If your computer keeps rebooting unexpectedly, well…that’s a problem. You were working along, cheerfully doing your thing, and then your Mac froze and restarted. Or maybe it froze and you had to hold down the power button to reboot it yourself. And then the same thing happens again. And again. Yikes.
The issue that often causes this behavior is what’s called a kernel panic. If that’s the case, you’ll see a window like this once you get back into your user account:
Do as it says and click “Report,” and a dialog box with a bunch of technical gobbledegook will appear. You can click the triangle next to “Comments” to type info on what you were doing when the panic occurred, and choosing “OK” will send the report along to Apple.
So after you’ve told Apple’s engineers what happened, what do you actually do? Unfortunately, kernel panics are often hard to resolve, as all sorts of software and hardware components can be at fault. Here, though, are some steps to take (and some sites you can visit) to troubleshoot before you set foot in an Apple Store or call anyone for help.
The first thing to know is that one of the most common causes of these kernel panics is a misbehaving peripheral device—i.e., anything you’ve got plugged into your computer aside from your power cord. So as a first step, try unplugging everything you can and working for a while, and if the panics stop, you can then plug your peripherals back in one at a time to attempt to isolate the misbehaving one. If you’ve got a third-party wired mouse or keyboard, I’d even suggest you try a different set.
No dice? Then remember that technical gobbledegook we sent to Apple at the beginning? Well, you can view that log at any point, and searching the Web for some of its contents (or posting it to the Apple Support Communities website) may help you find out if, for example, a third-party program is causing your woes. To check it out, you’ll click on the Finder icon in the Dock, and then choose the “Go” menu from the top of your screen. From there, click the “Go to Folder” option.
When you see the little box that pops up next, type in the following and press “Go”:
Then you can scan through the contents of that folder for a log that starts with “kernel,” as I’ve done below. If your panics have happened multiple times, you’ll have more than one log entry.
Double-click the log to open it in the Console program, and then you can view it or maybe copy and paste its contents online to get suggestions. You could also look through Apple’s technical note on interpreting kernel panics to try to find some answers.
If that doesn’t work, another easy, low-risk troubleshooting step would be to reinstall OS X. Make sure your backups are current first, of course, but then follow the instructions on Apple’s support pages to do so.

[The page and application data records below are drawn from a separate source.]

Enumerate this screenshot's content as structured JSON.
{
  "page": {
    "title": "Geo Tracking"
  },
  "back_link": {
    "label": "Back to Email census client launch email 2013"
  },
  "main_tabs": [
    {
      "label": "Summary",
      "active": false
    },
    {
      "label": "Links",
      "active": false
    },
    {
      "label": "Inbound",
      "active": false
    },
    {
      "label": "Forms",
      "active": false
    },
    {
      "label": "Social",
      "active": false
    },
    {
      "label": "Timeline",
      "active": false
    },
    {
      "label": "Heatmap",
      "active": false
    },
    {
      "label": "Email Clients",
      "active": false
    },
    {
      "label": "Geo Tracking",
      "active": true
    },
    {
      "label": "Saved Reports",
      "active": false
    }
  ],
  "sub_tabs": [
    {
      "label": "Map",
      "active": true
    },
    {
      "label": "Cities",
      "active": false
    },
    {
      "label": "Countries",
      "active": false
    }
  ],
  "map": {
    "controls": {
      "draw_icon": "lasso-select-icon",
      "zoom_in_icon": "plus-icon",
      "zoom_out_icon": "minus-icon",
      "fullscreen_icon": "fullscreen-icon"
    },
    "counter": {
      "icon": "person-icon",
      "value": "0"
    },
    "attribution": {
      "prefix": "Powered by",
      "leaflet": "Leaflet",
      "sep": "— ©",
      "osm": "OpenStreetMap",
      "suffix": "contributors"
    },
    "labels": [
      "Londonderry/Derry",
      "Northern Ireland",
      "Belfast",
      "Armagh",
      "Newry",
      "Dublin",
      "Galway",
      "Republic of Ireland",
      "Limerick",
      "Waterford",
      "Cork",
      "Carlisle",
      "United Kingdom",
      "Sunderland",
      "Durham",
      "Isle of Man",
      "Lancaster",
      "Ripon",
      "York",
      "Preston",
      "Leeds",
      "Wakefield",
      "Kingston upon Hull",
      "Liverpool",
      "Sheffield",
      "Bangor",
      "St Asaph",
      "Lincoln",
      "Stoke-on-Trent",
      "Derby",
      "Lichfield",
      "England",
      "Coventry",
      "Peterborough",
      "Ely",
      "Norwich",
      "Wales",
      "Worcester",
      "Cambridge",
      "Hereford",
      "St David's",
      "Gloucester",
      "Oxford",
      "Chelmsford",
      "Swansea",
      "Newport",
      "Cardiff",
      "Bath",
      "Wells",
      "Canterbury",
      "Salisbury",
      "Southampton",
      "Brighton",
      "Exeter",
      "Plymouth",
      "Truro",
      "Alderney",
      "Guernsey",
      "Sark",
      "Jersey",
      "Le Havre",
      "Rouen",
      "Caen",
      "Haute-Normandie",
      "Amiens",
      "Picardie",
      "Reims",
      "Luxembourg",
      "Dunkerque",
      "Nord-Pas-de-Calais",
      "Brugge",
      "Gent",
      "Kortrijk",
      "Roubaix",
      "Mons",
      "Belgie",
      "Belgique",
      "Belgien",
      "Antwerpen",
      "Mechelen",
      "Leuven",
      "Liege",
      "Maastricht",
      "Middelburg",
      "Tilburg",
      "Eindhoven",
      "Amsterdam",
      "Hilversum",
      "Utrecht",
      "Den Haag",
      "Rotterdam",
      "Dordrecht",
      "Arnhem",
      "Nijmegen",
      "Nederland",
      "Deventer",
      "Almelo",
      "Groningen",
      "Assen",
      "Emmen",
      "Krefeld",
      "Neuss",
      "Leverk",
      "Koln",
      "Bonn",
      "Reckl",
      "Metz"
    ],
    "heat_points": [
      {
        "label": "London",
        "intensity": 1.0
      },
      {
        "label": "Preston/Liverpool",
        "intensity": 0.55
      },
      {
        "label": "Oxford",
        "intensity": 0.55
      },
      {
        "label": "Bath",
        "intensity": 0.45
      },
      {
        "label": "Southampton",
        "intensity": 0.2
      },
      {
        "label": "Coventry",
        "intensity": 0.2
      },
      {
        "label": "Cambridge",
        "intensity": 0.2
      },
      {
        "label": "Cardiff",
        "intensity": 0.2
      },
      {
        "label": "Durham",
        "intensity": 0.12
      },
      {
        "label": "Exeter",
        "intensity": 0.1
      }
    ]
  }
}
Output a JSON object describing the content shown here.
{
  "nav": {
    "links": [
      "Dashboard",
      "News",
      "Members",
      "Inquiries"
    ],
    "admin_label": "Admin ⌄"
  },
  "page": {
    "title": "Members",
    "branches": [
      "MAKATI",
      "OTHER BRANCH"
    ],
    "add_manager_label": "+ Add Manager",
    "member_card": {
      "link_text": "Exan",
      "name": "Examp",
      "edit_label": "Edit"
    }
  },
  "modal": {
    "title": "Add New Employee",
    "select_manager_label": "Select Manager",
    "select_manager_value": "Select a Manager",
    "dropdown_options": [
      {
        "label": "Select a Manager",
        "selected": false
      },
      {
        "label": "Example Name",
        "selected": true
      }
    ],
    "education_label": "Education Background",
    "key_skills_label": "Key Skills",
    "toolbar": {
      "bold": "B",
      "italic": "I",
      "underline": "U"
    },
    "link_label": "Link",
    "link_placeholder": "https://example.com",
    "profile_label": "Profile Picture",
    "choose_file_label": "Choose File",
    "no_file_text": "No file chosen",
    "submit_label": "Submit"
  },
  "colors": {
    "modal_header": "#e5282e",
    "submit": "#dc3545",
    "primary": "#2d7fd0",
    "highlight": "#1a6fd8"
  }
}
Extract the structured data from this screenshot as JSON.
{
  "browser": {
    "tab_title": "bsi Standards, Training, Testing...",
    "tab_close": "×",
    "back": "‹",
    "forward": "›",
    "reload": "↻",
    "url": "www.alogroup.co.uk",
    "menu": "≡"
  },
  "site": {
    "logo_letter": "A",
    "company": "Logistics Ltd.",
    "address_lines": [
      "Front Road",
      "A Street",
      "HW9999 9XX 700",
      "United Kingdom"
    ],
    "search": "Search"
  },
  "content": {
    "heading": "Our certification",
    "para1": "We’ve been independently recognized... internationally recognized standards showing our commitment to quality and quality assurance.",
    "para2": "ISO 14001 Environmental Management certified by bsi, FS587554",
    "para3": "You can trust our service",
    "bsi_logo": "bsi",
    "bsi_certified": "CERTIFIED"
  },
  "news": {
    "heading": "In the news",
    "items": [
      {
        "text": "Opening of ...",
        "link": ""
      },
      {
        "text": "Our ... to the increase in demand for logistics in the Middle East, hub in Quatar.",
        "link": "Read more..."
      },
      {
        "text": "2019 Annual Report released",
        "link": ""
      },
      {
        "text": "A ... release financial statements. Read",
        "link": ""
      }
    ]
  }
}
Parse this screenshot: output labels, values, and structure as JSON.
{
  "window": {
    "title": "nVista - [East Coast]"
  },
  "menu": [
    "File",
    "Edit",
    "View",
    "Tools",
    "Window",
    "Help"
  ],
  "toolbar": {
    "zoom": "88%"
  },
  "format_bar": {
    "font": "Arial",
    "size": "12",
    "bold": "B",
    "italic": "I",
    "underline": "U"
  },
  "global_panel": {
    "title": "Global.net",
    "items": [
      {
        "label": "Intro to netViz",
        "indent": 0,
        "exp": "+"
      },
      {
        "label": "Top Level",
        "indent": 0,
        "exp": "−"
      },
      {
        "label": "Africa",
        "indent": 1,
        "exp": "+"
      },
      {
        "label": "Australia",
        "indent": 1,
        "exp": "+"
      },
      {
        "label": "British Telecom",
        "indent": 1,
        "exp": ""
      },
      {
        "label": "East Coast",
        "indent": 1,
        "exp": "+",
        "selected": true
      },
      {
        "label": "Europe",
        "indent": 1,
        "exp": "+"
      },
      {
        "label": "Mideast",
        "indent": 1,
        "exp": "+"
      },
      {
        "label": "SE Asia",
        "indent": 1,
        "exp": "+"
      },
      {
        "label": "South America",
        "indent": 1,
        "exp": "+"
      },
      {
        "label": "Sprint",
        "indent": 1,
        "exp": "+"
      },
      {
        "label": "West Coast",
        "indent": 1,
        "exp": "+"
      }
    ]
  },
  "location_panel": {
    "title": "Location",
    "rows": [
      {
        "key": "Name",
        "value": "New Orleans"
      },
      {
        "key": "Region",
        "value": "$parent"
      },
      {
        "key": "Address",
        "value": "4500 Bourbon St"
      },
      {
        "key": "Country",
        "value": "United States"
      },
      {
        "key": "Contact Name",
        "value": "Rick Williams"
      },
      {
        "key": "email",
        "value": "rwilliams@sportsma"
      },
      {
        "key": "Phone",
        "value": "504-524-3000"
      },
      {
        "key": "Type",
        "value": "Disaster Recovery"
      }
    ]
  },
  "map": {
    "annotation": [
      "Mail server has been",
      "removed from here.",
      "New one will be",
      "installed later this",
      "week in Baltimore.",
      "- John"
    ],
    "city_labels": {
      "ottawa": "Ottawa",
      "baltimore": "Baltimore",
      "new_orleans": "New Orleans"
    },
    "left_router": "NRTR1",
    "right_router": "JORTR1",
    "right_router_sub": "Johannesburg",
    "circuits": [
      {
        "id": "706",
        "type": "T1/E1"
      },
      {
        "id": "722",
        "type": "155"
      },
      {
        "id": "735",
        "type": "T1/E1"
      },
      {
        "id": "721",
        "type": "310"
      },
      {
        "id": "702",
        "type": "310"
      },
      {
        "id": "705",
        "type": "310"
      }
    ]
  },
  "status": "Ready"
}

Finally, if you’re just not into messing with the log files or anything like that (and you don’t want to visit the Genius Bar!), you should check out Apple’s exhaustive support article on troubleshooting kernel panics. Unfortunately, if you can’t isolate the problem to one of your peripherals or apps or fix it with a simple reinstall, you may have to take some drastic steps, up to and including wiping your drive and restoring from backup. Kernel panics are just no fun at all.
Unless you’re a writer who gets to force your machine to have them in order to take screenshots for an article! Then I gotta admit that they’re pretty fun.